From Moscow, they moved in 1991 to Washington DC, and lived there for most of the next quarter of a century. (The family lived in London from 1997 to 2001, when Rupert was diplomatic correspondent). Susan works for Reuters on Capitol Hill; Rupert was The Independent’s Washington bureau chief, and then chief commentator in the United States.
Rupert’s older half-brother David – better known as John le Carré – has written vividly about their father, Ronnie Cornwell, an emotional and financial fraud on a grand scale, as partly described in Le Carré’s semi-autobiographical novel, A Perfect Spy. In Le Carré’s mosaic-memoir The Pigeon Tunnel, published last year (Rupert’s verdict: “terrific”), their father is described as “conman, fantasist, occasional jailbird, Ronnie’s entire life was spent walking on the thinnest, slipperiest layer of ice you can imagine.”
Rupert once recalled to the New York Times how he and his younger sister (the actress Charlotte Cornwell) washed up in an aunt’s house because of his father’s exploits; they had two pounds, twelve shillings and sixpence between them. He remained close to Jean, his mother, throughout her life.
Rupert loved to point out that many of le Carré’s most apparently outrageous stories about the father, “Rick”, in A Perfect Spy were in fact drawn straight from Ronnie-reality. Shaking his head in laughing disbelief, Rupert would say: “You can look it all up in the newspaper archives. Unbelievable!”
The contrast with his own family life was striking. Life with Susan, and with their son Stas (whose wedding Rupert attended last year) were anchors of pleasure and stability, a constant reference point. At a dinner a few months ago in London with colleagues from the early days of The Independent, his eyes lit up as he described the updates from Stas, his older son Sean and his children, and Susan.
The only other thing that mattered almost as much as family was his beloved baseball. (And, even from afar, the fortunes of Arsenal.) One email, sent during his treatment for cancer, ended with news of his young grandchildren and the fact that the Washington Nationals, where he and Susan had season tickets, were in the playoffs.
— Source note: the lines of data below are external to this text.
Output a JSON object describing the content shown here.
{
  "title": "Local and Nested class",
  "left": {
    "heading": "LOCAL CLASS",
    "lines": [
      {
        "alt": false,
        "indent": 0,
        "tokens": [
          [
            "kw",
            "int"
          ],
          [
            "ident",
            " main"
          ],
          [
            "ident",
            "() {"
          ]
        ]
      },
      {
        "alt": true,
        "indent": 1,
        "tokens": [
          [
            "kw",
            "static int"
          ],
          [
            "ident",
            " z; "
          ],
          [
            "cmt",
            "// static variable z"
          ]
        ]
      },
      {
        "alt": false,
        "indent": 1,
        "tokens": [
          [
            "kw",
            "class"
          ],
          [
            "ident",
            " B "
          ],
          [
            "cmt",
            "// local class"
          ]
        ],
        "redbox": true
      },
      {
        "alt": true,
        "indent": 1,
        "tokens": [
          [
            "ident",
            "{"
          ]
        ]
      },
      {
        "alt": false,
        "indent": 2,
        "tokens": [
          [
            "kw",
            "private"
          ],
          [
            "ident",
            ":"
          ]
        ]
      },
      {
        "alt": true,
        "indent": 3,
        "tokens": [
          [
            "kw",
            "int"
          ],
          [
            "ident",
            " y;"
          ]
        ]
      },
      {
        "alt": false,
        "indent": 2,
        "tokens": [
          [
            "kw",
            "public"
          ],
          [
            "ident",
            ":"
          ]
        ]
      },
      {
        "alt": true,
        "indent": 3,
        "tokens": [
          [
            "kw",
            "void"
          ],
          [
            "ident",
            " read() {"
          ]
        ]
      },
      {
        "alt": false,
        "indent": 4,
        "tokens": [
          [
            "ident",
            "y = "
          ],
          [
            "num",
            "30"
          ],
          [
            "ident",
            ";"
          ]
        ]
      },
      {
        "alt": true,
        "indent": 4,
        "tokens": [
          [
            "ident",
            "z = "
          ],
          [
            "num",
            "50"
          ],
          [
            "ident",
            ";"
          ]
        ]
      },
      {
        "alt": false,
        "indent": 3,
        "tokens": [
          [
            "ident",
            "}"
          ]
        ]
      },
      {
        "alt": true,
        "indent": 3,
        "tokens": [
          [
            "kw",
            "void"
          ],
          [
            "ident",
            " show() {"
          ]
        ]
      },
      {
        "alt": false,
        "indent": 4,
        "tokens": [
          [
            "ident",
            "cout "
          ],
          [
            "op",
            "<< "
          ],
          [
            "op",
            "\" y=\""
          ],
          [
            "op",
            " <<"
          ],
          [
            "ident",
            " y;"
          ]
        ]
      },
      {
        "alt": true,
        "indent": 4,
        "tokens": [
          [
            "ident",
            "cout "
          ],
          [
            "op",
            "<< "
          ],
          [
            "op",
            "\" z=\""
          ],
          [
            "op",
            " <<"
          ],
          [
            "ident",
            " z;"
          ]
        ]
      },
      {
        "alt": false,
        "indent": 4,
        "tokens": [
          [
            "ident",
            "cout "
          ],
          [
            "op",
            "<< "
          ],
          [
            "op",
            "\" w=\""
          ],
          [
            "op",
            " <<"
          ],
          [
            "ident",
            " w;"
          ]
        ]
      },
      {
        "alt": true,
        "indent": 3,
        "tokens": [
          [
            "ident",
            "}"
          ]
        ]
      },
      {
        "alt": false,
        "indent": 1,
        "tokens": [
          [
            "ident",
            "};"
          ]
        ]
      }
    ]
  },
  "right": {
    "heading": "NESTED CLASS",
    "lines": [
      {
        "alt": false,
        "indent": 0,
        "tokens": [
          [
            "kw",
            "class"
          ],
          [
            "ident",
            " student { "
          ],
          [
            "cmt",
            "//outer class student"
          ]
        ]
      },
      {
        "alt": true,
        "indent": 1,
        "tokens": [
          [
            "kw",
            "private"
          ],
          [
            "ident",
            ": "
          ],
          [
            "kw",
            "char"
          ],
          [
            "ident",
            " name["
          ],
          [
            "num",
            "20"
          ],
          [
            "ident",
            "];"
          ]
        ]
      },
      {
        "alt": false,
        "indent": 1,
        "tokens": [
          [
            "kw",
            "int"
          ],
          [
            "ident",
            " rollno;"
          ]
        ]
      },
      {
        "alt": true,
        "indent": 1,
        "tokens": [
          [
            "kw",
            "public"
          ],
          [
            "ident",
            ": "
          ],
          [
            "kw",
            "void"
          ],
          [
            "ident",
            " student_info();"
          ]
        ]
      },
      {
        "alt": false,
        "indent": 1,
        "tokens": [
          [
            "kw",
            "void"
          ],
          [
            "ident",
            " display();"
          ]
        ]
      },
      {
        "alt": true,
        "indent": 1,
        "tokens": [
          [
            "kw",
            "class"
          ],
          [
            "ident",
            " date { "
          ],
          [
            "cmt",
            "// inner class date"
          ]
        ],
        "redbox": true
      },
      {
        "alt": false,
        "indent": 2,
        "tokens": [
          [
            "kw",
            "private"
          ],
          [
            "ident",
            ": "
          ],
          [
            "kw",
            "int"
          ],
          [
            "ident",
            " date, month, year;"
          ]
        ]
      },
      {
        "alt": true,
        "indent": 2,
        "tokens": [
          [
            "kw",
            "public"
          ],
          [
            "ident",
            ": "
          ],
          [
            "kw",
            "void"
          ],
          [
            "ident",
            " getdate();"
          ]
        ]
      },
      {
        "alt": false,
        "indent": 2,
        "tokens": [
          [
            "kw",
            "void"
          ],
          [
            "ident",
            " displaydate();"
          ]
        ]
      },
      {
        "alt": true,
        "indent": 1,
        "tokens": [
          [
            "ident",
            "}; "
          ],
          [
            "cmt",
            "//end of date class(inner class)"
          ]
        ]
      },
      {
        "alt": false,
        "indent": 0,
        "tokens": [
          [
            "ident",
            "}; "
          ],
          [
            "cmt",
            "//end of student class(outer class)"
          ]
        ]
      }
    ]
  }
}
His conclusion: “Life’s not without its compensations.”
Rupert Howard Cornwell, born 22 February 1946. Married Angela Doria, 1972 (dissolved); Sean, born 1974. Married Susan Smith, 1988; Stas, born 1989. Died, Washington DC, 31 March 2017